Dear reader, I'm not just talking through my hat about these things. Even people in the world recognize the hazards of the working wife, even apart from any religious consideration. "Women who have become financially independent of their husbands may be more likely to seek or agree to, a divorce. And having to go to work to make ends meet may increase the strains on a family that lead to divorce. The exposure to more people outside the home may cause many working women to become dissatisfied with their husbands, some researchers have suggested. However, nobody fully understands the relationship between more working women and growing divorce" (American Demographics, 'Divorce Deluge," Oct. 1981, p. 11). Parents, you must count the cost when you decide that mother needs to work outside the home.

Religious Discord

Nowhere is unity and harmony more important, for religious differences create many problems. There is the problem of priorities (one wants to attend services, the other wants to go see a movie); values (one wants to stop by a lounge for a drink, but the other doesn't drink); raising children (one wants children to partake in worldly activities, but the other doesn't believe in such things); finances (one wants to give to the Lord, but the other thinks that is a waste of money); friends (one wants to invite some Christians over for the evening, but the other is bored to tears by such company). With all the forces working against the home and family, one certainly doesn't need to seek out stumbling blocks deliberately.

Religious discord presents some difficult choices. The Christian may have to give up the Lord in order to have peace at home, but then there is no peace with God or with self. This choice also pretty well destroys any hope of heaven for the whole family. Or, the Christian may have to give up the unbelieving companion (I Corinthians 7:12-15). A third choice would be for the two to continue living together, either in a state of warfare (neither happy together nor happy apart), or in relative peace because the two are mature enough to work out some sort of peaceful coexistence. But can a Christian truly be happy when married to a person that is going to be lost eternally — separated from the one whose love has been shared through the years?

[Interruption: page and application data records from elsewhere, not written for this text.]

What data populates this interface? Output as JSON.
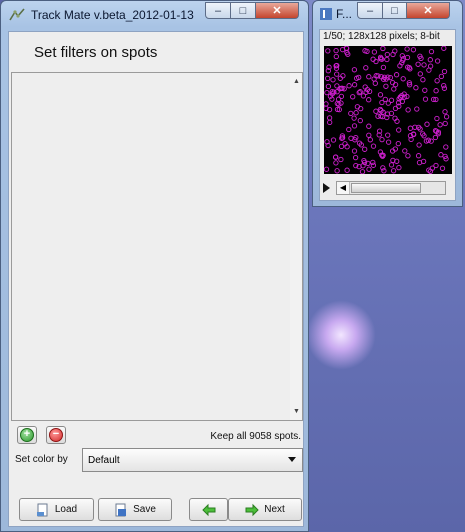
{
  "trackmate_window": {
    "title": "Track Mate v.beta_2012-01-13",
    "panel_title": "Set filters on spots",
    "add_symbol": "+",
    "remove_symbol": "−",
    "keep_text": "Keep all 9058 spots.",
    "color_label": "Set color by",
    "color_select_value": "Default",
    "buttons": {
      "load": "Load",
      "save": "Save",
      "next": "Next"
    }
  },
  "image_window": {
    "title": "F...",
    "info": "1/50; 128x128 pixels; 8-bit"
  },
  "window_controls": {
    "minimize": "–",
    "maximize": "□",
    "close": "✕"
  },
  "colors": {
    "spot_overlay": "#d020d0",
    "add_green": "#2f9a2f",
    "remove_red": "#d22a2a",
    "title_gradient_top": "#bcd3ee"
  },
  "icons": [
    "app-icon",
    "add-icon",
    "remove-icon",
    "load-icon",
    "save-icon",
    "back-arrow-icon",
    "next-arrow-icon",
    "play-icon"
  ]
}
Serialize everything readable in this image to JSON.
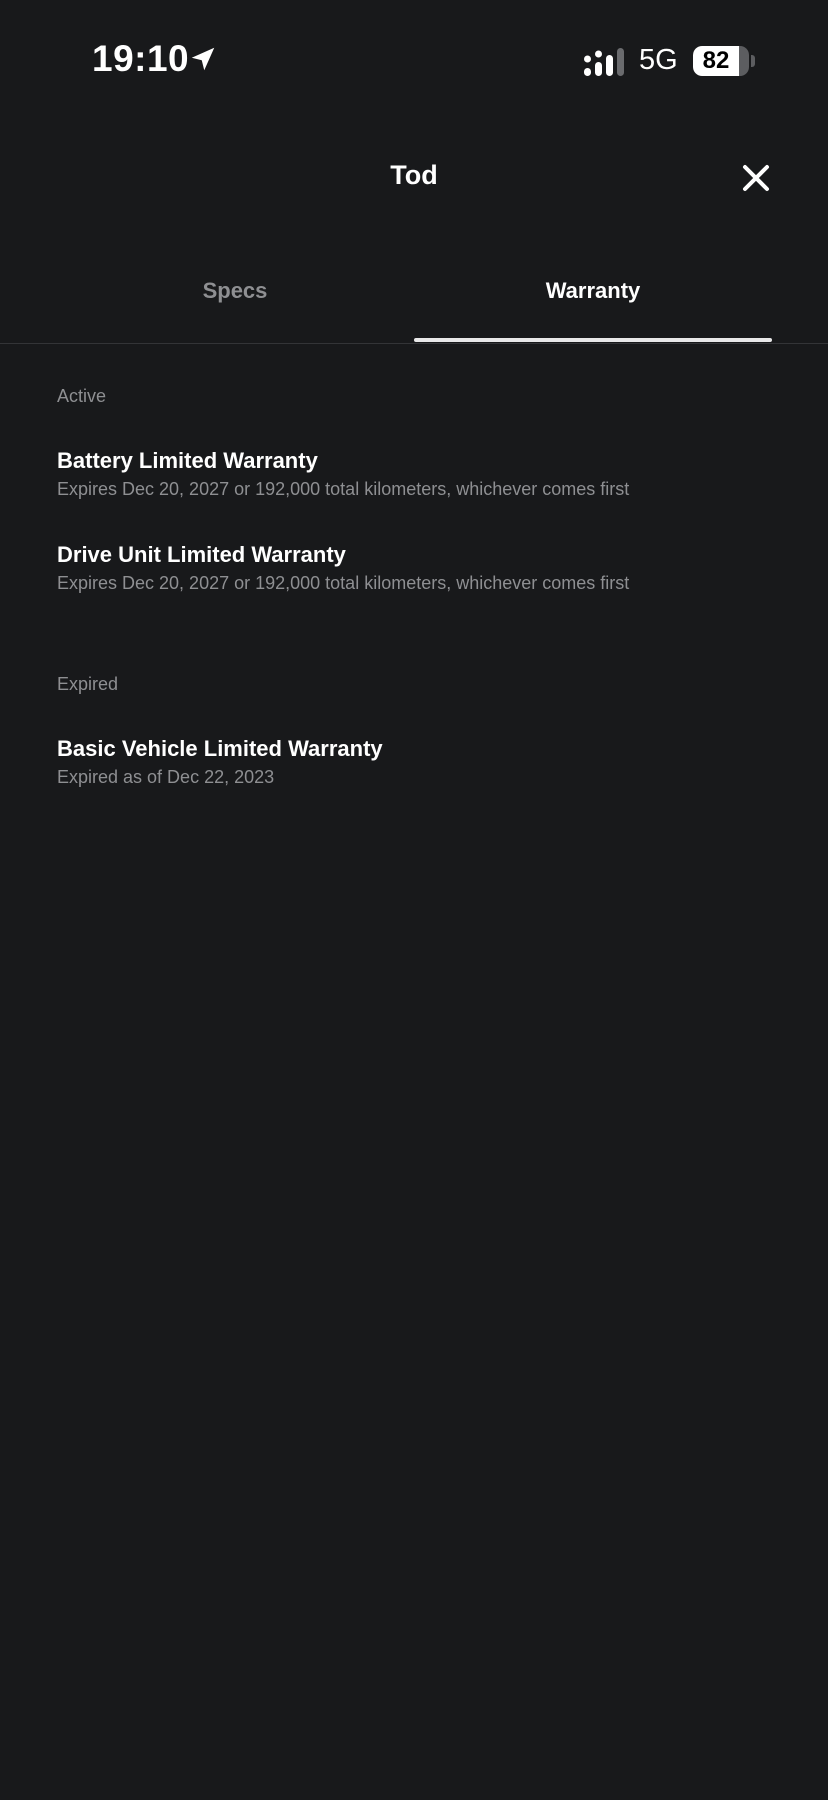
{
  "status_bar": {
    "time": "19:10",
    "network": "5G",
    "battery_level": "82",
    "battery_fraction": 0.82
  },
  "header": {
    "title": "Tod"
  },
  "tabs": [
    {
      "label": "Specs",
      "active": false
    },
    {
      "label": "Warranty",
      "active": true
    }
  ],
  "sections": {
    "active": {
      "label": "Active",
      "items": [
        {
          "title": "Battery Limited Warranty",
          "subtitle": "Expires Dec 20, 2027 or 192,000 total kilometers, whichever comes first"
        },
        {
          "title": "Drive Unit Limited Warranty",
          "subtitle": "Expires Dec 20, 2027 or 192,000 total kilometers, whichever comes first"
        }
      ]
    },
    "expired": {
      "label": "Expired",
      "items": [
        {
          "title": "Basic Vehicle Limited Warranty",
          "subtitle": "Expired as of Dec 22, 2023"
        }
      ]
    }
  },
  "colors": {
    "background": "#18191b",
    "primary_text": "#ffffff",
    "secondary_text": "#8e8f92",
    "tab_indicator": "#e8e8e9"
  },
  "icons": {
    "location": "location-arrow-icon",
    "signal": "cellular-signal-icon",
    "close": "close-icon"
  }
}
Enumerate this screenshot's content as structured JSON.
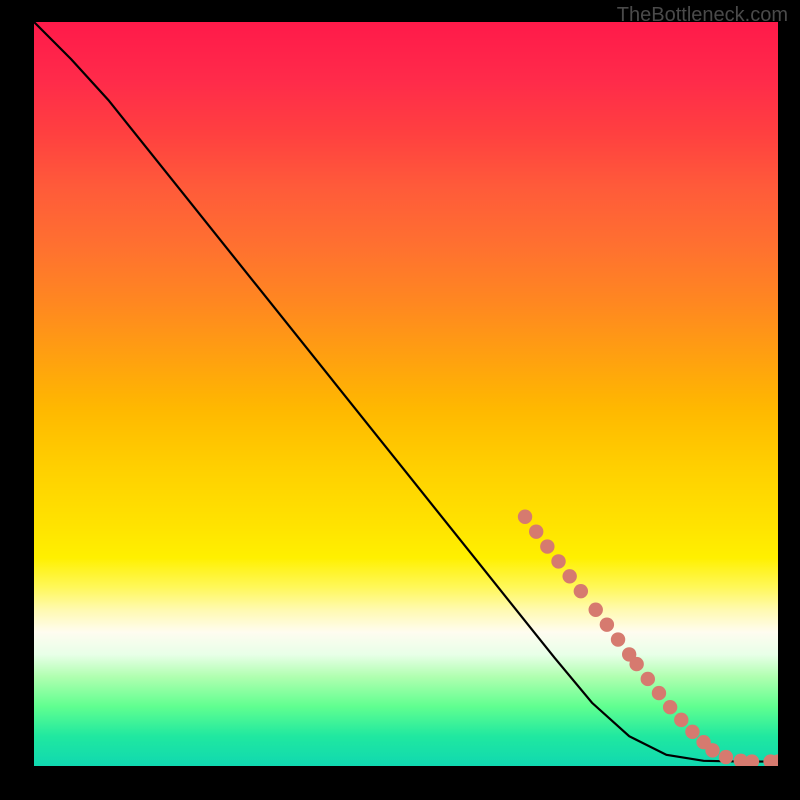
{
  "attribution": "TheBottleneck.com",
  "chart_data": {
    "type": "line",
    "title": "",
    "xlabel": "",
    "ylabel": "",
    "xlim": [
      0,
      100
    ],
    "ylim": [
      0,
      100
    ],
    "curve": [
      {
        "x": 0,
        "y": 100
      },
      {
        "x": 2,
        "y": 98
      },
      {
        "x": 5,
        "y": 95
      },
      {
        "x": 10,
        "y": 89.5
      },
      {
        "x": 20,
        "y": 77
      },
      {
        "x": 30,
        "y": 64.5
      },
      {
        "x": 40,
        "y": 52
      },
      {
        "x": 50,
        "y": 39.5
      },
      {
        "x": 60,
        "y": 27
      },
      {
        "x": 70,
        "y": 14.5
      },
      {
        "x": 75,
        "y": 8.5
      },
      {
        "x": 80,
        "y": 4
      },
      {
        "x": 85,
        "y": 1.5
      },
      {
        "x": 90,
        "y": 0.7
      },
      {
        "x": 95,
        "y": 0.6
      },
      {
        "x": 100,
        "y": 0.6
      }
    ],
    "markers": [
      {
        "x": 66,
        "y": 33.5
      },
      {
        "x": 67.5,
        "y": 31.5
      },
      {
        "x": 69,
        "y": 29.5
      },
      {
        "x": 70.5,
        "y": 27.5
      },
      {
        "x": 72,
        "y": 25.5
      },
      {
        "x": 73.5,
        "y": 23.5
      },
      {
        "x": 75.5,
        "y": 21
      },
      {
        "x": 77,
        "y": 19
      },
      {
        "x": 78.5,
        "y": 17
      },
      {
        "x": 80,
        "y": 15
      },
      {
        "x": 81,
        "y": 13.7
      },
      {
        "x": 82.5,
        "y": 11.7
      },
      {
        "x": 84,
        "y": 9.8
      },
      {
        "x": 85.5,
        "y": 7.9
      },
      {
        "x": 87,
        "y": 6.2
      },
      {
        "x": 88.5,
        "y": 4.6
      },
      {
        "x": 90,
        "y": 3.2
      },
      {
        "x": 91.2,
        "y": 2.1
      },
      {
        "x": 93,
        "y": 1.2
      },
      {
        "x": 95,
        "y": 0.7
      },
      {
        "x": 96.5,
        "y": 0.6
      },
      {
        "x": 99,
        "y": 0.6
      },
      {
        "x": 100,
        "y": 0.6
      }
    ],
    "marker_color": "#d67a6f",
    "curve_color": "#000000"
  }
}
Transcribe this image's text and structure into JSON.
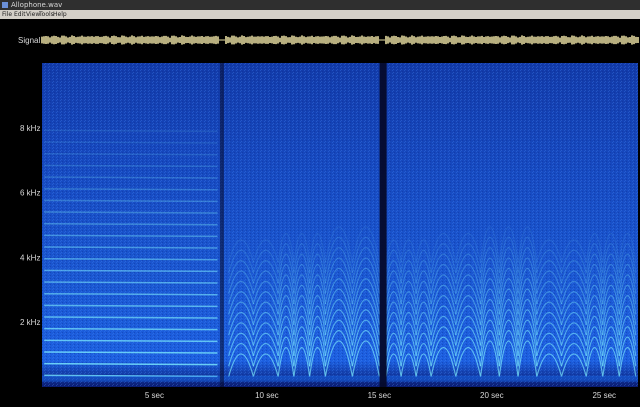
{
  "window": {
    "title": "Allophone.wav",
    "icon": "waveform-app-icon"
  },
  "menu": {
    "items": [
      "File",
      "Edit",
      "View",
      "Tools",
      "Help"
    ]
  },
  "signal": {
    "label": "Signal"
  },
  "chart_data": {
    "type": "heatmap",
    "title": "",
    "xlabel": "",
    "ylabel": "",
    "x_ticks": [
      {
        "value": 5,
        "label": "5 sec"
      },
      {
        "value": 10,
        "label": "10 sec"
      },
      {
        "value": 15,
        "label": "15 sec"
      },
      {
        "value": 20,
        "label": "20 sec"
      },
      {
        "value": 25,
        "label": "25 sec"
      }
    ],
    "y_ticks": [
      {
        "value": 2,
        "label": "2 kHz"
      },
      {
        "value": 4,
        "label": "4 kHz"
      },
      {
        "value": 6,
        "label": "6 kHz"
      },
      {
        "value": 8,
        "label": "8 kHz"
      }
    ],
    "xlim": [
      0,
      26.5
    ],
    "ylim": [
      0,
      10
    ],
    "colors": {
      "background": "#000000",
      "low": "#0b2ea8",
      "mid": "#1a6cf0",
      "high": "#7ff0ff",
      "signal": "#fff4b2"
    },
    "silence_gaps_sec": [
      8.0,
      15.1
    ]
  }
}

God's attitude towards mixed marriages has been revealed. In the Old Testament, God plainly prohibited such (Deuteronomy 7:1-4). Is God any less concerned about the spiritual welfare of his children now? Is it conceivable that a child of God can marry a child of Satan without trouble from the father-in-law? One preacher made a survey of some 49 such mixed marriages. Of these unions, 57% of the Christians became unfaithful to the Lord. Of the number, 75% were unable to convert their mates, and 57% suffered a divorce. It is no wonder that many gospel preachers refuse to be involved in such marriage ceremonies, for they cannot in good conscience help one get into a situation that will probably cause a soul to be lost. When you couple the problems of religious discord with all the other pressures that affect marriages now, why borrow more trouble? "Shall two walk together, except they have agreed?" (Amos 3:3).


Other problems will arise, but I believe these are some of the major ones. If we were to summarize them all, I would use the words pride and selfishness. These words are opposed to all that God wants us to be — humble and loving. If we could learn to apply these principles in service to God, then we could avoid these problems, and the home and family would be secure. I hope this discussion will have a positive effect upon all of us — in existing marriages as well as in those which our young people will make. God intended marriage for our good, and it will be if we just have enough sense to follow the directions.

Print Friendly, PDF & Email